But I'm still feeling disheartened. I've not smelt the dog fox that was visiting the garden (and digging up grubs in the wildflower zone, but we'll let that pass) in weeks, and the hedgehogs have been conspicuous by their absence. The most exciting bit of wildlife I've seen since the sparrows fledged (out of the roof that I need to get fixed) has been a frog eating a slug bigger than itself. Which is sort of interesting but in a "dear god mother nature why!!!" sort of way.

Actually there were the bats. And the kestrel. But I digress. I'm on a wildlife corridoor, which I've been trying to preserve. Well, what a good idea that turned out to be! I'm trying not to use the more unpleasant chemicals in the garden -- why did I bother?

Also, how the hell do you exclude pets from a garden? I have at least five cats wandering through on an average night -- including a huge smokey grey tom, a recent arrival who is probably there because he heard about the rats. Any tips? I can tell my neighbours that there's likely to be poisoned rats about, obviously, but I've no idea where most of the cats are coming from.

The way the back gardens work round here, they may even be independent operators.


25th Jun, 2007 15:37 (UTC)
Re: pfaaaagh!
They seem to deter the cats - our garden is a cat free environment which, I think, explains the periodic rodent (small rather than large fortunately) visitations which we have dealt with in animal and environment unfriendly ways.
Well, since the whippet died. She dealt with the rodents in an environmentally friendly and semi-animal friendly way (that it to say friendly to the whippet, unfriendly to the rodents).
25th Jun, 2007 15:41 (UTC)
a whippet? now you're talking!
Or a jack russell. Maybe a dachshund. Alas, the greyhounds are a little too big to beard the rats in their lair.
25th Jun, 2007 17:47 (UTC)
Re: a whippet? now you're talking!
A little too big, and way too stupid, lazy, timid, and downright gormless.
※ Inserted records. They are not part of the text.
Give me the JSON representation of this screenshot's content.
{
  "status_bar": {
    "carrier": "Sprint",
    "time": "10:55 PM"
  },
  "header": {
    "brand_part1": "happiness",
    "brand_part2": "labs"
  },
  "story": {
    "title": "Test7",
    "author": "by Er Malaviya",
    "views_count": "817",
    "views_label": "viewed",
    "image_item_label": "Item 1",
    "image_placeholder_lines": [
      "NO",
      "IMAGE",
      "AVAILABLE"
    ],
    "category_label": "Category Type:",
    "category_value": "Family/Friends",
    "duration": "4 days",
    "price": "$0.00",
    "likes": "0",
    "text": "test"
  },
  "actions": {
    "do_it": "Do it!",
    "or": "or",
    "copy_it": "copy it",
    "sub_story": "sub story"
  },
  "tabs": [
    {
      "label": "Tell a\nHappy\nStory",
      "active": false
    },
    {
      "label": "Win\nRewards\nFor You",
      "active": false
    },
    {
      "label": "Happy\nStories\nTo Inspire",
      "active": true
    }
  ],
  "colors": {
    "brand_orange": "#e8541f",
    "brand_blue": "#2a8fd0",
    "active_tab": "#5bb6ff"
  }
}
I don't know if all whippets are good mousers - ours came with a rep (she'd been used for clearing out mouse nests on allotments) but we gave no thought to it... or to what she was doing pottering insouciantly round the utility room... until she went to the Great Duvet In The Sky and shortly afterwards the Vermin Invasion arrived!

Sadly I don't think it's the "done thing" to ask round rescue organisations for a "good ratter" (!). (Otherwise we might have done :D )
You do see larger dogs - g/hs and lurchers - noted as "has been worked" (i.e. used for hunting and coursing etc) but they note that for a reason - it means the buggers are "keen" and never mind rats, they'll take on cats and the local Yorkies too! (Yikes).

OTOH whippets are probably too small to take on the rats I've seen around.

Let us know what the council do anyway (do they send round men with two-by-fours?).
25th Jun, 2007 18:56 (UTC)
they "bait the area"
I believe this means rat-sized plastic pipe type thingies with yummy poison bait within. I'll let you know. Also, if it is effective. I hear rats are developing stronger stomachs all the time ...